Movies this dialogue-heavy must, by definition, feature compelling dialogue. Sadly, screenwriter Adam Herz excels in situations more than conversations. The characters talk to one another, a lot, but rarely is there any "zing" to what they have to say. Aside from introducing the term "MILF" to the world (on behalf of a grateful planet, Mr. Herz, thank you), I can't think of a single, interesting thing anyone says in this movie.
In fairness to the writer, the cast doesn't exactly pop off the screen. I swear, Herz must have been forced by Universal execs to make his gang of guys a foursome; it shows in the dead storylines of Oz and Kevin.
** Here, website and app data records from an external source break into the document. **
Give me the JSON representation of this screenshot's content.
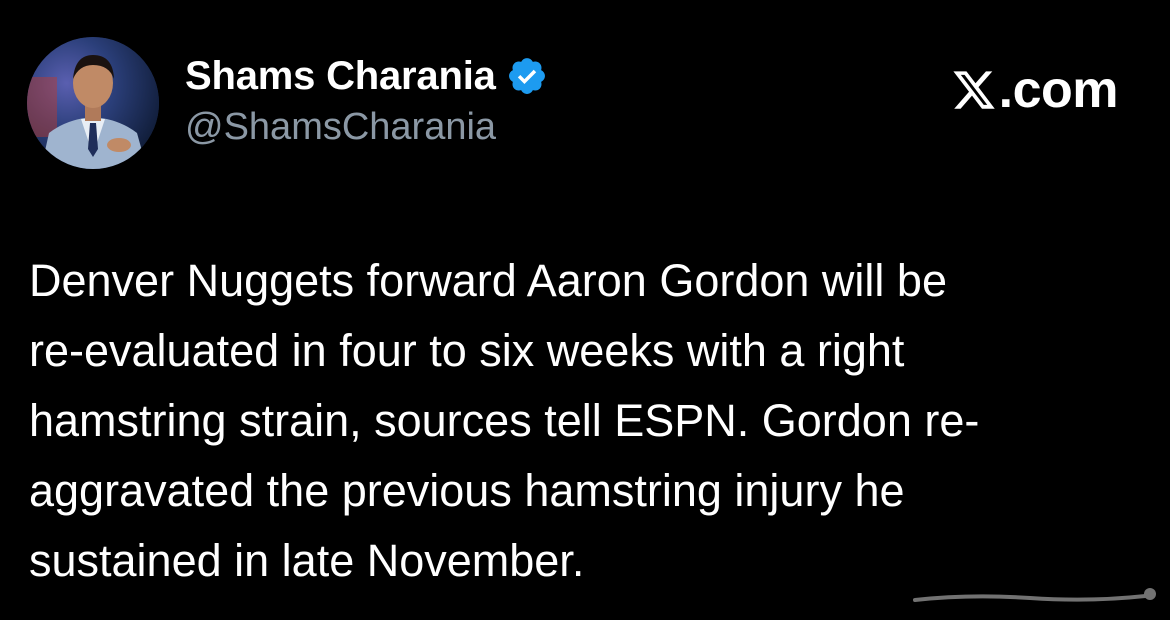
{
  "author": {
    "display_name": "Shams Charania",
    "handle": "@ShamsCharania",
    "verified": true,
    "verified_color": "#1d9bf0",
    "avatar_icon": "profile-photo"
  },
  "brand": {
    "icon": "x-logo-icon",
    "text": ".com"
  },
  "tweet": {
    "lines": [
      "Denver Nuggets forward Aaron Gordon will be",
      "re-evaluated in four to six weeks with a right",
      "hamstring strain, sources tell ESPN. Gordon re-",
      "aggravated the previous hamstring injury he",
      "sustained in late November."
    ]
  },
  "colors": {
    "background": "#000000",
    "text": "#ffffff",
    "handle": "#8b98a5"
  }
}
Oz puts the moves on a girl in the glee club (Mena Suvari, whom I don't recall being this terrible), and Kevin goes through hell to get his commitment-obsessed girlfriend, Vicky (Tara Reid), to sleep with him. The black hole generated by this quartet's lack of charisma is a greater threat to the fabric of reality than the Large Hadron Collider ever was.
No, the stand-outs here are not quite in the main cast (except for Biggs, who breaks the Porky's "Pee Wee" mold with self-deprecating humor that masks his loins' desperation). As Stifler, Scott saves the movie from blandness. He brings a new dimension to a character that we'd normally see as the clueless bully or dumb jock--he's both of those things, but he navigates every social circle in the school, making us believe that he could rise to the level of most popular and most reviled upper-classman.
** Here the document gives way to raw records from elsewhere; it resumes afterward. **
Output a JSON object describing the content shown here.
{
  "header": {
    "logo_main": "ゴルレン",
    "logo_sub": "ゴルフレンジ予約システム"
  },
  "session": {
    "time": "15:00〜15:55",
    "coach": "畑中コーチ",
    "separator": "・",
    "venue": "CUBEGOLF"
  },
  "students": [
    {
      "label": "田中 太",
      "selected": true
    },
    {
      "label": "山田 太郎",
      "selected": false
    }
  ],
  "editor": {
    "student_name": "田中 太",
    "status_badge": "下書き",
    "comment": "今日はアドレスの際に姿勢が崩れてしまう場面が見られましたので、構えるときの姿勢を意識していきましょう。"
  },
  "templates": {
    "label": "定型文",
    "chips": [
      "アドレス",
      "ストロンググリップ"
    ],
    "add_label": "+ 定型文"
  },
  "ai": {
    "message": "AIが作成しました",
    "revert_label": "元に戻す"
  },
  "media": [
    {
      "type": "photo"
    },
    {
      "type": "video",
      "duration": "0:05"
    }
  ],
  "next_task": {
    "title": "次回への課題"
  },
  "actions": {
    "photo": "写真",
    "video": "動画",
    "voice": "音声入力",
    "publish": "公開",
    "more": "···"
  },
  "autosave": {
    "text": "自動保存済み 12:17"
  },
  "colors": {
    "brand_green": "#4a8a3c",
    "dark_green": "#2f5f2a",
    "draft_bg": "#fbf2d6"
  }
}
Surprisingly, it's the adults that make the greatest impression. Eugene Levy plays Jim's well-intentioned-but-really-awkward dad with a sweetness that surpasses that description. He's the definition of hands-off parenting, but is always available to give advice when it's obvious his son needs pointers (and sometimes, when he doesn't). The biggest revelation, in hindsight, is Jennifer Coolidge as Stifler's Mom. Rather than the sour-faced-ditz role she would go on to perfect in Christopher Guest's mockumentaries and on TV's 2 Broke Girls, she's a boozy, sultry cougar who winds up in a reverse-seduction with Finch.* I couldn't take my eyes off her; it's as if Ashton Kutcher had popped up in an Italian Holocaust drama and nailed it.
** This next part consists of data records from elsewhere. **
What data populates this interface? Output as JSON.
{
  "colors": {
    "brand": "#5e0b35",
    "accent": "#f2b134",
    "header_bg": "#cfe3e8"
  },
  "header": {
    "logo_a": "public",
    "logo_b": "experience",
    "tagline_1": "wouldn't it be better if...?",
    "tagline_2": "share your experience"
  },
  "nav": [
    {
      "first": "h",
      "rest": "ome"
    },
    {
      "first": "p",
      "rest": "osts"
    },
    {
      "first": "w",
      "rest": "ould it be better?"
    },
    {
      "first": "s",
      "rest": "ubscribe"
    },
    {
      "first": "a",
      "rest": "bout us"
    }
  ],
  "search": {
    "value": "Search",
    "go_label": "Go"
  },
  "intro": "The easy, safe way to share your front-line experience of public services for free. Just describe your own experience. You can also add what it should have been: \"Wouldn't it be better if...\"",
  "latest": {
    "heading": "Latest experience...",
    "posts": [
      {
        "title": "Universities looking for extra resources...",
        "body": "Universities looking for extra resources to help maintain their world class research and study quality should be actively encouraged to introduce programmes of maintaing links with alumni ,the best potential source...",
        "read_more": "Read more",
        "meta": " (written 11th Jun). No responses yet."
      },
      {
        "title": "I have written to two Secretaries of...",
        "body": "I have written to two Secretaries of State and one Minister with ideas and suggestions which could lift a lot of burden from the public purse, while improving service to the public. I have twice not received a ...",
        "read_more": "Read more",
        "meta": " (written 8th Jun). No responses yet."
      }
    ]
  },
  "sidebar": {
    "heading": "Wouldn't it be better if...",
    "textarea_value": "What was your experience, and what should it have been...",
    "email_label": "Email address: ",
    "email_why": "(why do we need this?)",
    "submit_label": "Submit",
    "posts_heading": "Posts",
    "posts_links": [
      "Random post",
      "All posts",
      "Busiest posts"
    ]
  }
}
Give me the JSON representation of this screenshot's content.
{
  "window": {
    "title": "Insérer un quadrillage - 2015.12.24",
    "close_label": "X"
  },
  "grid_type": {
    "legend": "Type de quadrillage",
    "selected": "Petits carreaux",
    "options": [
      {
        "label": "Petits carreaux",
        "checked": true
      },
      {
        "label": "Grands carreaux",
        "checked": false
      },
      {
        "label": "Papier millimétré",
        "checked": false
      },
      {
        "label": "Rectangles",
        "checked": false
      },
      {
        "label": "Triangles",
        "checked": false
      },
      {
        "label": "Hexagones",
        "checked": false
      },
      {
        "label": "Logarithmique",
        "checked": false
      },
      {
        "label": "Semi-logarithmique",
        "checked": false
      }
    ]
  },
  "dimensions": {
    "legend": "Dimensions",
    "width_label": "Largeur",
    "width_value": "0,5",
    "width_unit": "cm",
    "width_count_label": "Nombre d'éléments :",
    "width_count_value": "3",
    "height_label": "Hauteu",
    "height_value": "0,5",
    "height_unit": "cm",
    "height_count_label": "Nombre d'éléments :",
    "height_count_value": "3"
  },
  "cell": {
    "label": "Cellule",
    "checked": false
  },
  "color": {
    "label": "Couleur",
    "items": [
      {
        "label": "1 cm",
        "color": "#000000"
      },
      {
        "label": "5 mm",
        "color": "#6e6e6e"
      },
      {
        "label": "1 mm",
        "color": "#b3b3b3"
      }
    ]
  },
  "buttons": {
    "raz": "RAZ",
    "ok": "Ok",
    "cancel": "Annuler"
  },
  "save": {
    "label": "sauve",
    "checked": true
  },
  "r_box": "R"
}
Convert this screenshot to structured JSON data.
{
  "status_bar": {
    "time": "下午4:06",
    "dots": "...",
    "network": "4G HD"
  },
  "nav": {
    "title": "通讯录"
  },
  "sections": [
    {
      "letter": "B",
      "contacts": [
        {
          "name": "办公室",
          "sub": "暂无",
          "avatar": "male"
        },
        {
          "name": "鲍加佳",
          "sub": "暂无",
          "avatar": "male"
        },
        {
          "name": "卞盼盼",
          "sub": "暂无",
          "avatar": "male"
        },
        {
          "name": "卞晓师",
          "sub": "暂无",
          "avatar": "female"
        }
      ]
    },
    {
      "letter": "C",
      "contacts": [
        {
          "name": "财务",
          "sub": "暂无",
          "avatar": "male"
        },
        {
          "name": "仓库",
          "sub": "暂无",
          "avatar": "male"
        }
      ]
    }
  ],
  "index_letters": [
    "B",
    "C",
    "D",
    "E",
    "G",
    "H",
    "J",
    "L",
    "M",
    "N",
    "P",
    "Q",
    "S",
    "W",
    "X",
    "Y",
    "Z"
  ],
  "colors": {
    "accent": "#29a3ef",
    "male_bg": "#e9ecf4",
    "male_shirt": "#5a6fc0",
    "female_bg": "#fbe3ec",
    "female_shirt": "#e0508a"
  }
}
In the end, American Pie is an okay movie. As sex comedies go, it's hardly a classic, and will likely be remembered more for its popularity than its hilarity. I'll admit that seeing semen in a beer cup is still kind of shocking, but that's not enough to hang an entire picture on (insert joke about Shannon Elizabeth's rack here). Herz and directors Paul and Chris Weitz may have brought the raunchy sex comedy back from the dead, but their movie is an analog zombie in a digital age. Worse yet, it's an analog zombie on the cusp of the digital age--an uncomfortable beast trapped between a time when kids had to go looking for sex and an era when they have to look for places to avoid it.
*Finch hooks up with Stifler's Mom thanks to a prank that deprived him of a prom date. The scene in which he realizes that not only was he the (literal) butt of a joke but that he'd become a humiliated social outcast is one of the film's few, genuinely sincere moments.